*TASK DESCRIPTION:* Using the data beneath, show every line that includes the word "true".

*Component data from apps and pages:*
■ ■ ■ ■ ■ ■ ■

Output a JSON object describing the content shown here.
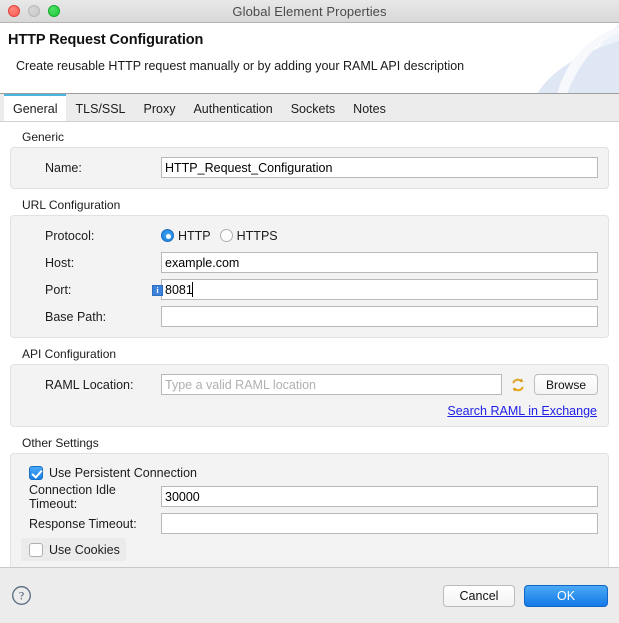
{
  "window": {
    "title": "Global Element Properties",
    "traffic_lights": [
      "close-button",
      "minimize-button",
      "maximize-button"
    ]
  },
  "banner": {
    "heading": "HTTP Request Configuration",
    "subtitle": "Create reusable HTTP request manually or by adding your RAML API description"
  },
  "tabs": [
    {
      "label": "General",
      "active": true
    },
    {
      "label": "TLS/SSL",
      "active": false
    },
    {
      "label": "Proxy",
      "active": false
    },
    {
      "label": "Authentication",
      "active": false
    },
    {
      "label": "Sockets",
      "active": false
    },
    {
      "label": "Notes",
      "active": false
    }
  ],
  "sections": {
    "generic": {
      "label": "Generic",
      "name_label": "Name:",
      "name_value": "HTTP_Request_Configuration",
      "name_placeholder": ""
    },
    "url_configuration": {
      "label": "URL Configuration",
      "protocol_label": "Protocol:",
      "protocol_options": [
        {
          "label": "HTTP",
          "selected": true
        },
        {
          "label": "HTTPS",
          "selected": false
        }
      ],
      "host_label": "Host:",
      "host_value": "example.com",
      "port_label": "Port:",
      "port_value": "8081",
      "port_info_badge": "i",
      "base_path_label": "Base Path:",
      "base_path_value": ""
    },
    "api_configuration": {
      "label": "API Configuration",
      "raml_location_label": "RAML Location:",
      "raml_location_value": "",
      "raml_location_placeholder": "Type a valid RAML location",
      "refresh_icon": "sync-arrows-icon",
      "browse_label": "Browse",
      "exchange_link": "Search RAML in Exchange"
    },
    "other_settings": {
      "label": "Other Settings",
      "persistent_connection_label": "Use Persistent Connection",
      "persistent_connection_checked": true,
      "idle_timeout_label": "Connection Idle Timeout:",
      "idle_timeout_value": "30000",
      "response_timeout_label": "Response Timeout:",
      "response_timeout_value": "",
      "use_cookies_label": "Use Cookies",
      "use_cookies_checked": false
    }
  },
  "footer": {
    "help_icon": "help-question-icon",
    "cancel_label": "Cancel",
    "ok_label": "OK"
  },
  "colors": {
    "accent_blue": "#1479e8",
    "tab_active_underline": "#4ab6e0",
    "link_blue": "#2020e8",
    "info_badge": "#3b82dd",
    "sync_icon_gold": "#e8a81c"
  }
}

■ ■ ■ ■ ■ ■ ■

*ANSWER TO THE EXERCISE:*
      "active": true
          "selected": true
      "persistent_connection_checked": true,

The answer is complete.